Study finds men and women are affected differently by migraines

MigrainesMigraine sufferers understand the pounding head pain that often can only be lessened with darkness, no noise and sleep. Some people try natural remedies and others try prescriptions or alternative treatments. While many people get migraines, it turns out that people’s bodies react differently.

A recent study from Harvard researcher Nasim Maleki published in Brain, a Journal of Neurology, found that men and women suffer differently when it comes to migraines.

The results were presented at the 2013 International Headache Congress in Boston, and Maleki said that the posterior insula region of the brain in migraine sufferers does not thin with age.

According to Medical Daily, the insula region is thought to provide an interface between feelings, action and cognition but the posterior region may only be a part of the process.

For the study, researchers looked at brain scans of 92 female migraine sufferers. They had to have dealt with migraines for more than three years. The MRI scans were processed to enable the reconstruction of cortical surfaces and detect sub-millimeter differences in cortical thickness.

The results showed that cortical thinning by age occurred in healthy individuals and those with migraines didn’t show evidence of thinning in the posterior insula. The researchers concluded that migraine sufferers’ brains could be adapting in response to pain.

Researchers also looked to gender-based differences in migraines, which are twice as common in women than men. Maleki and her team looked at MRI scans to find differences in brain structure. They found that women has a thicker posterior insula and precuneus cortices compared to both men and healthy participants.
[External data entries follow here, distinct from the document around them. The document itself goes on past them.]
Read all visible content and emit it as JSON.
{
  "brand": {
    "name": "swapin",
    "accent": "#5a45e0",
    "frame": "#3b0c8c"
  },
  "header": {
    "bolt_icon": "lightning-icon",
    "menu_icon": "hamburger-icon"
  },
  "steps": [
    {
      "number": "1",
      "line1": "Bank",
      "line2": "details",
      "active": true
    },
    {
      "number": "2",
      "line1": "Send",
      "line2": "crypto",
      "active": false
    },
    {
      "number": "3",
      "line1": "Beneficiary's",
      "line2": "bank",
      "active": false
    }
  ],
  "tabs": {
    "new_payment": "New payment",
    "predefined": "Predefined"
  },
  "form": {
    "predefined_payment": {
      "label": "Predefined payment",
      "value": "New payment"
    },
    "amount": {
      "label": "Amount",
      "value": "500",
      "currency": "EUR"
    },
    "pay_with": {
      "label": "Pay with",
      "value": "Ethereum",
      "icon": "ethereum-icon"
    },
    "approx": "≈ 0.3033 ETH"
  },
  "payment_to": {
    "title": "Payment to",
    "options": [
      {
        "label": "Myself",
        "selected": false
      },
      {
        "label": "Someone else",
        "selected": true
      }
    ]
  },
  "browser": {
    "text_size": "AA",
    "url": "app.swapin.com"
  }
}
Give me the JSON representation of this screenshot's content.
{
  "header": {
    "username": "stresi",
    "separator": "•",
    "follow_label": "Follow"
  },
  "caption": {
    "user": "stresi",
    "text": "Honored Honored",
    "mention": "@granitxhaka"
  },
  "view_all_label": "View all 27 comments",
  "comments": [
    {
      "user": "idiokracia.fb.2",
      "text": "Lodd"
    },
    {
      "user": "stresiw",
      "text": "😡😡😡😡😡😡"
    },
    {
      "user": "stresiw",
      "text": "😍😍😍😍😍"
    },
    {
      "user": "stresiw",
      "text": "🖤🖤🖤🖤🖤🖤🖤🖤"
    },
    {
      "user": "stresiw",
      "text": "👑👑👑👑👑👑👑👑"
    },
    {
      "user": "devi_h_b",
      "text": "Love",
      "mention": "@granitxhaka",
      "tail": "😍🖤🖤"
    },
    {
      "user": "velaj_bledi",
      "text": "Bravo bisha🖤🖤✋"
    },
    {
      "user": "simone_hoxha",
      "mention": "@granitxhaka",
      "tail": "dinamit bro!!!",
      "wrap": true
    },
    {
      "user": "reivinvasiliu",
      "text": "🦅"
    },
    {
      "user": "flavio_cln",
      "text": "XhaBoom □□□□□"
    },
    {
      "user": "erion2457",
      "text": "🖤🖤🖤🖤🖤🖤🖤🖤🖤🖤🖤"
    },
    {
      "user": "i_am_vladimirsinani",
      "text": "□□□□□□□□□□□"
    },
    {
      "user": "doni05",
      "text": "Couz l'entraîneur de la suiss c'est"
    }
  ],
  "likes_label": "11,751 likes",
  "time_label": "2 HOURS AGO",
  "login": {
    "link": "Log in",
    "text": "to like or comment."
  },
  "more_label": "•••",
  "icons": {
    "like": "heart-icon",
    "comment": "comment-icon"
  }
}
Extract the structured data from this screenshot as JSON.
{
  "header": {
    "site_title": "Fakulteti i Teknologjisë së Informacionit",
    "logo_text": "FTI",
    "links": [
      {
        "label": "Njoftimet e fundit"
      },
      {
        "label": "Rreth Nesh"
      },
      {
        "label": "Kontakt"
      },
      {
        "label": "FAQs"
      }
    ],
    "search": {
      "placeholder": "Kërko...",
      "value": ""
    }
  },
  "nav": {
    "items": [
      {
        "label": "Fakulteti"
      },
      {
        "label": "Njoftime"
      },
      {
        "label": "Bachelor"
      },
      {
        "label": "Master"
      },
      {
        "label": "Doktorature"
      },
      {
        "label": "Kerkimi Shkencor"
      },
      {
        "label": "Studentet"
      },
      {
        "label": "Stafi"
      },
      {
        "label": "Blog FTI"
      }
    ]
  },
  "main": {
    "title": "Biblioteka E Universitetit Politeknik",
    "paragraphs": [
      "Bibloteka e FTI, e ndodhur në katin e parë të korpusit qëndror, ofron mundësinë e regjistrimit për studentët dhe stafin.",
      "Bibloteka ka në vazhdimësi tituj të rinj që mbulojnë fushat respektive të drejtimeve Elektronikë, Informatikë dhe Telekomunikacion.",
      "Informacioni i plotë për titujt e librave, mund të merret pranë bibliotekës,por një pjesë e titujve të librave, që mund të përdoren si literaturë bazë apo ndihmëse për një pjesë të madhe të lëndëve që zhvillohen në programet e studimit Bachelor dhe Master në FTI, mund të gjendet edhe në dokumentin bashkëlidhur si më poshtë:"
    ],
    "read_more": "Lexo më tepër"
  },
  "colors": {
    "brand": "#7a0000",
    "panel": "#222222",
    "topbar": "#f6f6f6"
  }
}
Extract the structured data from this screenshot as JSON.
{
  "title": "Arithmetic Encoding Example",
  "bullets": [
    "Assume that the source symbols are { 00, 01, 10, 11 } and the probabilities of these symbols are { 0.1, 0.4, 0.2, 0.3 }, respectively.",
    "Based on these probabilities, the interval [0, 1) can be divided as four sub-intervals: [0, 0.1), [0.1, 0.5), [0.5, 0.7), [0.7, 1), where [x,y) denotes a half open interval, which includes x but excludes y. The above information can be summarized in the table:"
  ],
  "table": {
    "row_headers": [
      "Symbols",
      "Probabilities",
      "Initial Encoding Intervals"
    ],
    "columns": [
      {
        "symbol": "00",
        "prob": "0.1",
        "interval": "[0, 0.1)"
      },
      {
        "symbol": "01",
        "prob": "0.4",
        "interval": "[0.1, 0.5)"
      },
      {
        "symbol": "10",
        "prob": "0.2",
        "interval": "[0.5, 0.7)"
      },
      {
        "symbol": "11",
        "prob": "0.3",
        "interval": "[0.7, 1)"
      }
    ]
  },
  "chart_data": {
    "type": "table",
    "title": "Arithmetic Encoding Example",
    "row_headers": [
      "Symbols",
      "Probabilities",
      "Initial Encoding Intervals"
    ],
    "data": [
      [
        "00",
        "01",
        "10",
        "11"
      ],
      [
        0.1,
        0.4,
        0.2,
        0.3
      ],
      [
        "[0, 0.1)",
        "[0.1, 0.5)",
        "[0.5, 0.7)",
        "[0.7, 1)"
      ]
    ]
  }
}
Additionally, when testing for participants’ reactions to pain, there was a difference in how men and women responded. In women, “these thicker areas talk to each other and work together to respond to pain” in a pattern not seen in the men,” Maleki said in Science Now.

“The brain of a female migraineur looks so unlike the brain of a male migraineur that we should think of migraines in men and women as different diseases altogether,” Maleki said in Smart News.

Treating migraines naturally
If people are suffering from migraines, whether they’re men or women, and they are looking for holistic remedies they can try Western Herbal and Nutrition’s Head-Aid to quickly ease the pain and symptoms associated with these headaches.

Advertisements

One thought on “Study finds men and women are affected differently by migraines

Leave a Reply

Fill in your details below or click an icon to log in:

WordPress.com Logo

You are commenting using your WordPress.com account. Log Out / Change )

Twitter picture

You are commenting using your Twitter account. Log Out / Change )

Facebook photo

You are commenting using your Facebook account. Log Out / Change )

Google+ photo

You are commenting using your Google+ account. Log Out / Change )

Connecting to %s